    First, your constant and non stop pointing to MS as the be all of everything wrong in IT is both wrong and BORING. You wanna see complex, try working with IBMs solutions for awhile. (Yes there really is a reason their largest income earning division is services.)

    Second, demanding standards is all well and good, if your willing to wait a year or two for it to come about while your competition moves ahead. But it gives interoperability you say? Well, so does using a single sorce propretary vedor. (IBM, Sun, MS, take your pick.)

    But it will be easier when the standards are in place. No, it will be out of date (from a competitive stand point) by the time there is a standard.

    Look, I fully understand that IT people would love simple, interoperative systems. Heck, everyone would regardless of their field, not just IT. But that is not how a business competes.

    Hey Joe IT, hows our competitive edge coming? Oh just wonderful, we are using the same thing everyone else is because we use standards. Ummm, Joe, how does that put us ahead of the competition? Joe?, Joe are you there???

    You see, complexity only increases, in EVERY field of endevor. Cars are much more complex that they were in the past. (Ask any shade tree mechanic.) TV is much more complex than in the past. (Do I need a line doubler, do I need Dolby 5.1, do I need HDTV,etc.) Heck even building a house is much more complex than it was 20 years ago. What's the earthquake rating on that house? What new materials did you use to replace structual wood? etc.

    The real answer of course is that your company learns to deal with complexity, or your competition will...
    • Disagree slightly.

      One does whatever possible to maintain competitiveness. And I cannot argue that it would require accepting additional complexity to do so, particularly for newer technologies. However, does not an ever increasingly complex system create an exponential burden of administration? Would you not be served by midigating the resources required by the older technologies you may still need? It seems silly not to want things to be easier to do. I don't care of a car is complex, as long as it is easy to 'USE'.

      If we only had metric, we wouldn't need two sets of tools to do the same job.
    • Excelent point

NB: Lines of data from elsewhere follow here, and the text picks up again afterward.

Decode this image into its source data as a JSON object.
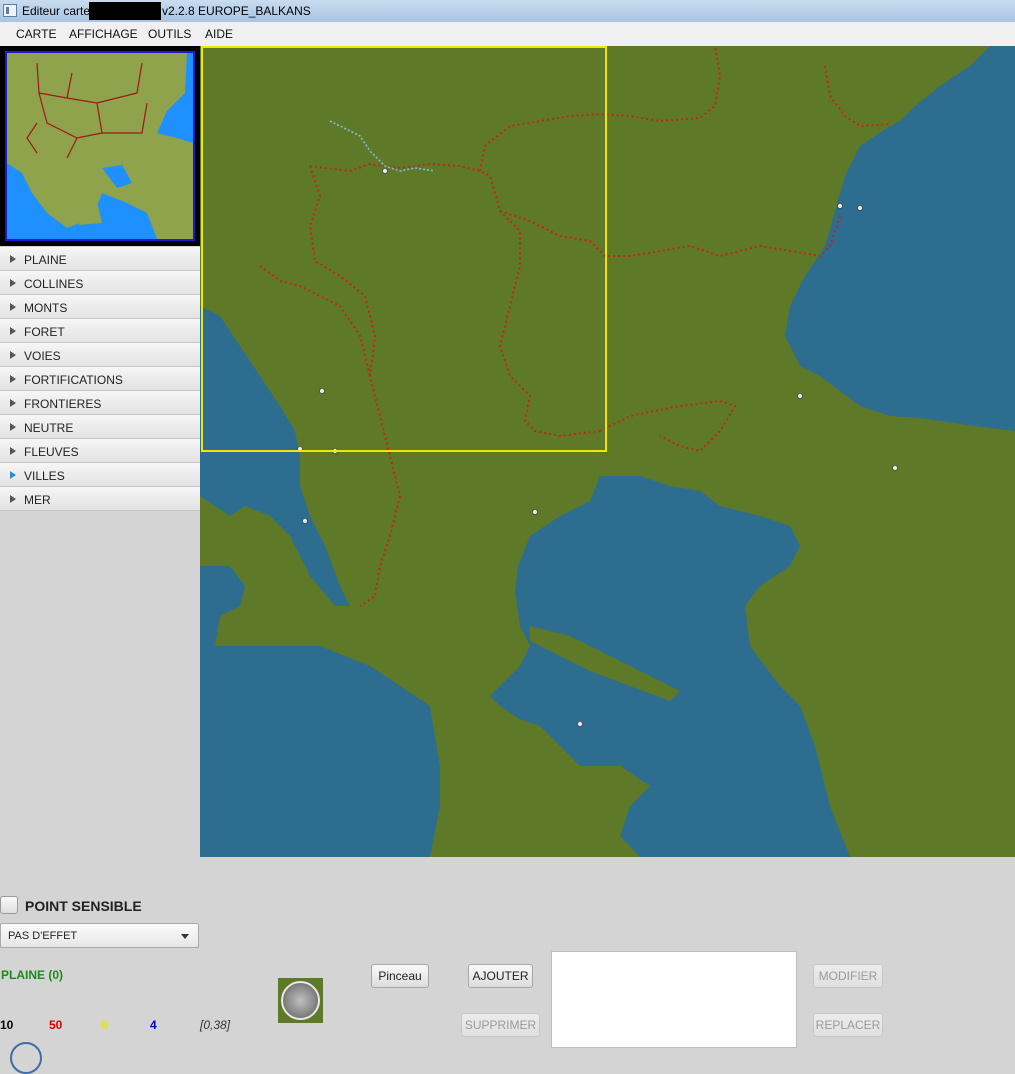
{
  "window": {
    "title_prefix": "Editeur carte",
    "title_suffix": "v2.2.8 EUROPE_BALKANS"
  },
  "menu": [
    "CARTE",
    "AFFICHAGE",
    "OUTILS",
    "AIDE"
  ],
  "categories": [
    {
      "label": "PLAINE",
      "selected": false
    },
    {
      "label": "COLLINES",
      "selected": false
    },
    {
      "label": "MONTS",
      "selected": false
    },
    {
      "label": "FORET",
      "selected": false
    },
    {
      "label": "VOIES",
      "selected": false
    },
    {
      "label": "FORTIFICATIONS",
      "selected": false
    },
    {
      "label": "FRONTIERES",
      "selected": false
    },
    {
      "label": "NEUTRE",
      "selected": false
    },
    {
      "label": "FLEUVES",
      "selected": false
    },
    {
      "label": "VILLES",
      "selected": true
    },
    {
      "label": "MER",
      "selected": false
    }
  ],
  "colors": {
    "land": "#5e7a28",
    "sea": "#2d6d8f",
    "border": "#c4231d",
    "viewport": "#f2e600",
    "minimap_land": "#8fa24c",
    "minimap_sea": "#1e90ff"
  },
  "point_sensible": {
    "label": "POINT SENSIBLE",
    "checked": false
  },
  "effect_select": {
    "value": "PAS D'EFFET"
  },
  "terrain_info": "PLAINE (0)",
  "stats": [
    {
      "value": "10",
      "color": "#000000"
    },
    {
      "value": "50",
      "color": "#e00000"
    },
    {
      "value": "0",
      "color": "#e8e800"
    },
    {
      "value": "4",
      "color": "#0000cc"
    }
  ],
  "coords": "[0,38]",
  "buttons": {
    "pinceau": "Pinceau",
    "ajouter": "AJOUTER",
    "supprimer": "SUPPRIMER",
    "modifier": "MODIFIER",
    "replacer": "REPLACER"
  },
  "tile_icon": "cobblestone-tile-icon"
}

      I find it ridiculous, all this talk about "getting rid of complexity"; "driving out complexity"; "conquering complexity".
      Complexity is an integral part of IT (true, it's a part of every field, but especially IT).
      Software, hardware, networks, etc are all built on a certain level of complexity. Proper software design demands a controlled complexness.

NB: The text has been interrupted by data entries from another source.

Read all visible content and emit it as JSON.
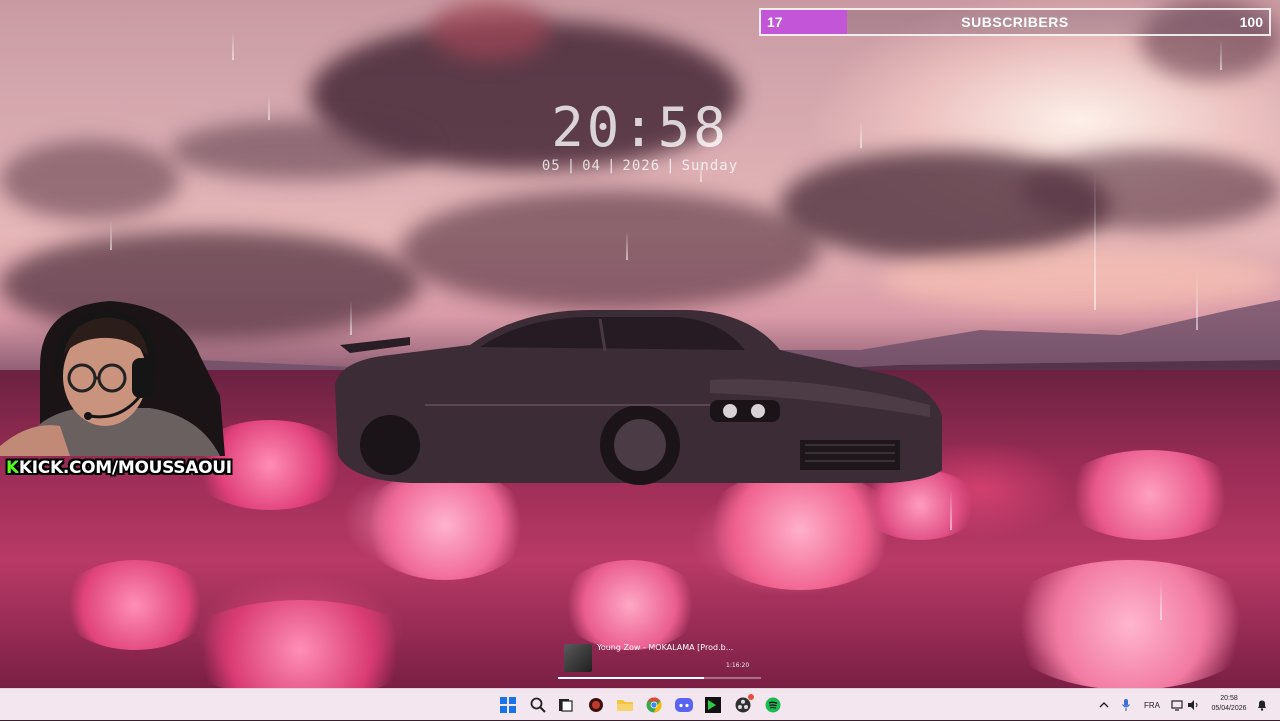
{
  "clock": {
    "time": "20:58",
    "day": "05",
    "month": "04",
    "year": "2026",
    "weekday": "Sunday",
    "separator": "|"
  },
  "subscriber_goal": {
    "current": "17",
    "label": "SUBSCRIBERS",
    "target": "100",
    "progress_fraction": 0.17,
    "fill_color": "#c255d8"
  },
  "webcam": {
    "kick_prefix": "K",
    "kick_text": "KICK.COM/MOUSSAOUI",
    "kick_color": "#53fc18"
  },
  "now_playing": {
    "title": "Young Zow - MOKALAMA [Prod.b...",
    "time": "1:16:20",
    "progress_fraction": 0.72
  },
  "taskbar": {
    "icons": [
      {
        "name": "windows-start-icon",
        "color": "#1a73e8"
      },
      {
        "name": "search-icon",
        "color": "#222222"
      },
      {
        "name": "task-view-icon",
        "color": "#222222"
      },
      {
        "name": "app-red-circle-icon",
        "color": "#c0392b"
      },
      {
        "name": "file-explorer-icon",
        "color": "#f4c542"
      },
      {
        "name": "chrome-icon",
        "color": "#34a853"
      },
      {
        "name": "discord-icon",
        "color": "#5865f2"
      },
      {
        "name": "terminal-green-icon",
        "color": "#2ecc40"
      },
      {
        "name": "obs-icon",
        "color": "#303030"
      },
      {
        "name": "spotify-icon",
        "color": "#1db954"
      }
    ],
    "language": "FRA",
    "time": "20:58",
    "date": "05/04/2026"
  }
}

      All these big-shots, analysts, consultants, and especially vendors, should finally get it straight - it's not about getting rid of complexity, it's about MANAGING it.